To get the most from this course, you should have some familiarity and experience with governance tooling as well as a basic understanding of the Azure portal.


Exploring the Business Glossary. A glossary provides vocabulary for business users. It consists of business terms that can be related to each other and allows them to be categorized, so that they can be understood in different contexts. These terms can then be mapped to assets like a database, tables, or columns. It helps in abstracting the technical jargon associated with the data repositories and allows the business user to discover and work with data in a vocabulary that is more familiar to them. 

A business glossary is a collection of terms. Each term represents an object in an organization and it is highly likely that there are multiple terms representing the same object. A customer could also be referred to as client, purchaser, or buyer. These multiple terms have a relationship with each other. The relationship between these terms could be one of the following: synonyms, which are different terms with the same definition, or related terms which have different names with similar definitions. The same term could also imply multiple business objects. It is important that each term is well defined and clearly understood within the organization. Microsoft Purview supports eight out-of-the-box attributes for any business glossary term. 

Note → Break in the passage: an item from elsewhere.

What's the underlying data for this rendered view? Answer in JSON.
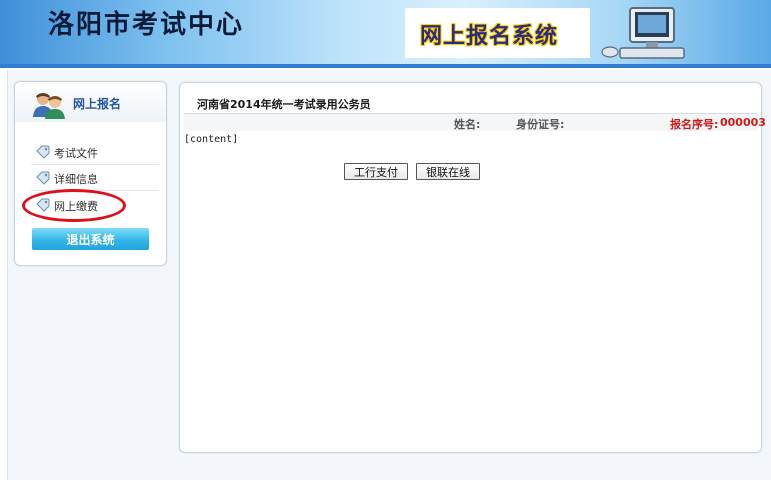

They are named definition, data stewards, data experts, acronym, synonyms, related terms, and resources. Term templates are a tool that allows for glossary custom attributes to be logically grouped together in the catalog. The feature allows us to group all relevant custom attributes together in a template and then apply the template while creating a glossary term. For example, all finance-related custom attributes like cost center, profit center, accounting code can be grouped in a term template, finance template, and the finance template can be used to create financial glossary terms. To create a new glossary term from the glossary terms page, select 'New term'. A page opens with the system default template selected. 

Choose the template we want to use to create the glossary term and then select 'Continue'. We give the new term a name which must be unique in the catalog. The term name is also case sensitive, meaning we could have two terms called sample, one with a capital S and one with a lower case s in the catalog. And add a definition and set the status for the term, add resources and acronyms, as well as association to any parent terms. Glossary terms can also be imported at scale by importing a term template CSV file. If workflows are enabled on a term, then any creates, updates, or deletes to the term will go through an approval before they're saved to the data catalog. Once created, glossary terms can be linked to data assets and will populate in the data catalog search results.


About the Author

Steve is an experienced Solutions Architect with over 10 years of experience serving customers in the data and data engineering space. He has a proven track record of delivering solutions across a broad range of business areas that increase overall satisfaction and retention. He has worked across many industries, both public and private, and found many ways to drive the use of data and business intelligence tools to achieve business objectives. He is a persuasive communicator, presenter, and quite effective at building productive working relationships across all levels in the organization based on collegiality, transparency, and trust.